As a result of US sanctions imposed as a result of the 2022 Russian invasion of Ukraine, Roscosmos Director-General Dmitry Rogozin announced that any continued participation between Russia and the United States on Venera-D was inappropriate.[19]

See also[edit]


  1. ^ a b c "NASA Studying Shared Venus Science Objectives with Russian Space Research Institute". NASA. 10 March 2017. Retrieved 2 January 2023.
  2. ^ a b c d e f g h i j Venera-D: Phase II Final Report. Joint Science Definition Team. 31 January 2019.
  3. ^ a b c d e f Zak, Anatoly (5 March 2021). "New promise for the Venera-D project". RussianSpaceWeb. Retrieved 7 March 2021.
  4. ^ a b c d e f g h i Status Report of the Venera-D Joint Science Definition Team.
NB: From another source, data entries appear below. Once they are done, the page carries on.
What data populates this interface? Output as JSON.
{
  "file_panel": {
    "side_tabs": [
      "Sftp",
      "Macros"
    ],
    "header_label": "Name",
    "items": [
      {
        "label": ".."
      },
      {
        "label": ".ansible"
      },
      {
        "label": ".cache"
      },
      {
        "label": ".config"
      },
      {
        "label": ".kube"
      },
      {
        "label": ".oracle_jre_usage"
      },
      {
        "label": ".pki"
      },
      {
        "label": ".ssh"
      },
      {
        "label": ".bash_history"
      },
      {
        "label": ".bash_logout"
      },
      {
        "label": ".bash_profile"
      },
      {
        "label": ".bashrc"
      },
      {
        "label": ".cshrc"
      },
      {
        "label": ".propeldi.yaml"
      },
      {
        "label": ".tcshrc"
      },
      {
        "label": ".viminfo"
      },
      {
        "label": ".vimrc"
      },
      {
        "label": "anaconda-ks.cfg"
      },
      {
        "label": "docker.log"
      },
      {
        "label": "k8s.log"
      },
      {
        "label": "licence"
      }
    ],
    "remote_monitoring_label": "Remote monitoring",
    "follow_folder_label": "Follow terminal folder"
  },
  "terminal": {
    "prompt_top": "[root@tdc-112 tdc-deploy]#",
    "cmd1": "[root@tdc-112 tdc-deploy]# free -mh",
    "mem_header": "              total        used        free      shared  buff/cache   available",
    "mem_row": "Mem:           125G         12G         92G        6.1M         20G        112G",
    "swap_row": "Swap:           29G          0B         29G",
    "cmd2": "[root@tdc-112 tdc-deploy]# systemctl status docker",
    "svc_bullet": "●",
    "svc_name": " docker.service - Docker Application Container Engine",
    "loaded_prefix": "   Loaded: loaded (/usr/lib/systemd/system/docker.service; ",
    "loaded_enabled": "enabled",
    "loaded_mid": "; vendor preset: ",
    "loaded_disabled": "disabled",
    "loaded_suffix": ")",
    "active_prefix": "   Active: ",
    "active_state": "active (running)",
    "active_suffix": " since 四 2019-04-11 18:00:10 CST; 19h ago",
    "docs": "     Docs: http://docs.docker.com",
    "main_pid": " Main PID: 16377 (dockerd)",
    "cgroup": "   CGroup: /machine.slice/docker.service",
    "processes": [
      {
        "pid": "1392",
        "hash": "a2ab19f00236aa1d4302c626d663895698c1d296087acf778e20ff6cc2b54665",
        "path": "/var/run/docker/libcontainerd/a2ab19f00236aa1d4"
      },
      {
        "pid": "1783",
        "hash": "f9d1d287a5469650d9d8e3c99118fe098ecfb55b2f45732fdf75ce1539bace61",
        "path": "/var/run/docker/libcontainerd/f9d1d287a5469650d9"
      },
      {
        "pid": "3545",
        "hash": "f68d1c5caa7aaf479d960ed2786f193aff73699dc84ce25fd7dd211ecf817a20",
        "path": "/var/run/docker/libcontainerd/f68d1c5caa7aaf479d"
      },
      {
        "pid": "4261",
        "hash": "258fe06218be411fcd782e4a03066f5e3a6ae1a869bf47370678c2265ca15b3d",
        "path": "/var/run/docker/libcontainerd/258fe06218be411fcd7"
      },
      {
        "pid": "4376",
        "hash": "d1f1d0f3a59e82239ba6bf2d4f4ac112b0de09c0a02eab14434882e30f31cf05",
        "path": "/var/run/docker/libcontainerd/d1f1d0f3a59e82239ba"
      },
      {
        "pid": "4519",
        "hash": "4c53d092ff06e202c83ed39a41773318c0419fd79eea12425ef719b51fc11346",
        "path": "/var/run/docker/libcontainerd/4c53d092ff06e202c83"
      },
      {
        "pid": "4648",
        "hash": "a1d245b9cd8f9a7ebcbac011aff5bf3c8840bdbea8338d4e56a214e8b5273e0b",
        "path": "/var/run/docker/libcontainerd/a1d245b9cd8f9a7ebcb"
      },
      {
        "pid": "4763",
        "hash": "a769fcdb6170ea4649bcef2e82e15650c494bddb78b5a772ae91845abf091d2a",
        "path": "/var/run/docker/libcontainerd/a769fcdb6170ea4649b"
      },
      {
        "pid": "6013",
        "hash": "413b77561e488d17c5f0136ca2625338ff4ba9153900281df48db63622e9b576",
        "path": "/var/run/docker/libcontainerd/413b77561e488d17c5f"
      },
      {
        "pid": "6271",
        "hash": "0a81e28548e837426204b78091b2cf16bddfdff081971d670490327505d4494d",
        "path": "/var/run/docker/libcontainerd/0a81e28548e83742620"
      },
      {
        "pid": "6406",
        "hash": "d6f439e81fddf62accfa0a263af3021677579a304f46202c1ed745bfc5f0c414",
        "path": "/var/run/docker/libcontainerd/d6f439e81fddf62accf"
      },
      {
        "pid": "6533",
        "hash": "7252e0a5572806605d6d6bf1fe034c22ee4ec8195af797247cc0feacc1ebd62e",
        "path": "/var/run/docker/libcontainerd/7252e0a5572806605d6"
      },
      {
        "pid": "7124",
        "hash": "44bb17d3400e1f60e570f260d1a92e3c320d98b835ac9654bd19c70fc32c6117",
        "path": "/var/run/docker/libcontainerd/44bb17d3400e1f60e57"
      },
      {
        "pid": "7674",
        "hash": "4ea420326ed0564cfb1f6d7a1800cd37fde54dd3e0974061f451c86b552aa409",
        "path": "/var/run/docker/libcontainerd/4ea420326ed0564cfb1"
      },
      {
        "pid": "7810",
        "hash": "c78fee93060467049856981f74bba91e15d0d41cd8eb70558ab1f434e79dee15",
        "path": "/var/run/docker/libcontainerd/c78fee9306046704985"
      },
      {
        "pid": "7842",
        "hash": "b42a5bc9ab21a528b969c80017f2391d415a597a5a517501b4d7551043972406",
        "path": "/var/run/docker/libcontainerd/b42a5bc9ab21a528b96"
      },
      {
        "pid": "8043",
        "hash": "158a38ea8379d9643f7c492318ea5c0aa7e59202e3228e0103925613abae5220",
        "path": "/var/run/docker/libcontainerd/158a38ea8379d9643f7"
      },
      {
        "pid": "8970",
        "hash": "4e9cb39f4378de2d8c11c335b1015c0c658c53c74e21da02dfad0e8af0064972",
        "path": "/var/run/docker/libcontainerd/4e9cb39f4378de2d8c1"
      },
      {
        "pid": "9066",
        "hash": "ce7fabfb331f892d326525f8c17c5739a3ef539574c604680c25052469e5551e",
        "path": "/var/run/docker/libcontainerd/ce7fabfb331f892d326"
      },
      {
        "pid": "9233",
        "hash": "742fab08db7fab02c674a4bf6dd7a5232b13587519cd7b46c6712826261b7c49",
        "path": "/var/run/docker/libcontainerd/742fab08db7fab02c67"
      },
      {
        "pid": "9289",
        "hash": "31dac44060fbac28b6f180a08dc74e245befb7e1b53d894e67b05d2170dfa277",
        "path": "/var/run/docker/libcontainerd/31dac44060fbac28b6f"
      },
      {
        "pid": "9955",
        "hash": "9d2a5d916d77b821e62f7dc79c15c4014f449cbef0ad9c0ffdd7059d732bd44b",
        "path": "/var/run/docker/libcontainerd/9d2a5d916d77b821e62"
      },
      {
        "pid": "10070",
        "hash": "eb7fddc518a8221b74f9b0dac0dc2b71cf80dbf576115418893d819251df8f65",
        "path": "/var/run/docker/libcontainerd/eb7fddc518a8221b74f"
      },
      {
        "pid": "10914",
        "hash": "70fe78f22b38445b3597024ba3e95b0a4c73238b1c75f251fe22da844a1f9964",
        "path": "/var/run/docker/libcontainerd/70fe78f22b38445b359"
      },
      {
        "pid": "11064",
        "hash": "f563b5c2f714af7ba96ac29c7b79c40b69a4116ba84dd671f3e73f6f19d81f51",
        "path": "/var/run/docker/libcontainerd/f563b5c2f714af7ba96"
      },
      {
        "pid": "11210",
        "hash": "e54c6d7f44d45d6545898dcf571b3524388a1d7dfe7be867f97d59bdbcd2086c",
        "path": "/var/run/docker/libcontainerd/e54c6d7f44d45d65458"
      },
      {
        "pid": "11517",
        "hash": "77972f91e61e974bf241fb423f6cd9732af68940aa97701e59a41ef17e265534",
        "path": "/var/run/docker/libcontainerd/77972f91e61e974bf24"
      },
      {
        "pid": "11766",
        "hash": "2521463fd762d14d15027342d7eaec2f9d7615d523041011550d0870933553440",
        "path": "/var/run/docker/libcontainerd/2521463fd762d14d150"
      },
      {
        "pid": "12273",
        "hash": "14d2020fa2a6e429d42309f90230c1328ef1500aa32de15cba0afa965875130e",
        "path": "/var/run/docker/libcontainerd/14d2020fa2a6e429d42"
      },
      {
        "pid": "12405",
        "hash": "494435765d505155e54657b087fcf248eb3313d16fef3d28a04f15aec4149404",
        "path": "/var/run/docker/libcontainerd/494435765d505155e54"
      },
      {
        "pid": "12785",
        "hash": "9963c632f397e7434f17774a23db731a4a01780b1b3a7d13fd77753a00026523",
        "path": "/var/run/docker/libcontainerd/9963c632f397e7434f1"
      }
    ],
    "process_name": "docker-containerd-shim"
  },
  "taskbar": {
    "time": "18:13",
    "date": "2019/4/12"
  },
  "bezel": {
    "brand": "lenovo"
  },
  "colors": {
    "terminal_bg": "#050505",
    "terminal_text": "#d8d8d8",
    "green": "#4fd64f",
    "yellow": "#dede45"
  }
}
D. Senske, L. Zasova, A. Burdanov, T. Economou, N. Eismont, M. Gerasimov, D. Gorinov, J. Hall, N. Ignatiev, M. Ivanov, K. Lea Jessup, I. Khatuntsev, O. Korablev, T. Kremic, S. Limaye, I. Lomakin, A. Martynov, A. Ocampo, S. Teselkin, O. Vaisberg, and V. Vorontsov. Lunar and Planetary Institute conference. 11 December 2017.
  5. ^ a b c d e Venera-D: Expanding our horizon of terrestrial planet climate and geology through the comprehensive exploration of Venus. Report of the Venera-D Joint Science Definition Team. 31 January 2017.
  6. ^ Venera-D Mission Concept for Study Atmosphere, Surface and Plasma Environment of Venus. 42nd COSPAR Scientific Assembly. Held 14–22 July 2018, in Pasadena, California, USA, Abstract id. PEX.1-26-18. July 2018.
  7. ^ a b c d e Wall, Mike (17 January 2017). "Russia, US Mulling Joint Mission to Venus". Space. Retrieved 29 October 2017.
  8. ^ Venera-D mission at Russia Space Web (accessed 25 November 2013)
  9. ^ Ted Stryk, Russia's Venera-D mission (DPS-EPSC 2011), Planetary Society, 10 May 2011 (accessed 25 November 2013)
  10. ^ a b c Senske, D.; Zasova, L. (31 January 2017). "Venera-D: Expanding our horizon of terrestrial planet climate and geology through the comprehensive exploration of Venus" (PDF). NASA. Archived from the original (PDF) on 27 April 2017. Retrieved 29 October 2017.
  11. ^ a b c d e f Development of the Venera-D Mission Concept, from Science Objectives to Mission architecture. 49th Lunar and Planetary Science Conference 2018 (LPI Contrib. No. 2083).
  12. ^ a b Venera-D Phase II. LPI. 2019.
  13. ^ An Airship for Exploring Venus? Russia Might Get There First. Dirk Schulze-Makuch, Air & Space Magazine. 11 October 2019.
  14. ^ "РАН назвала сроки запуска и стоимость «Венеры-Д»".
  15. ^ a b c Long Lived In-situ Solar System Explorer (LLISSE). LPI. 2019.
  16. ^ Report of the Venera-D Joint Science Definition Team. 31 January 2017. JSDT, VEXAG at NASA.
  17. ^ Solar Airplane Concept Developed for Venus Exploration. (PDF) NASA. Glenn Research Center. 2018.
  18. ^ NASA's space probe for exploring Venus should be ready by 2023. Alison DeNisco Rayome, C-Net. 23 October 2019.
  19. ^ @katlinegrey (26 February 2022). "Roscosmos won't cooperate with USA in working on #VeneraD mission, said Rogozin. In my personal opinion, only this…" (Tweet) – via Twitter.

External links[edit]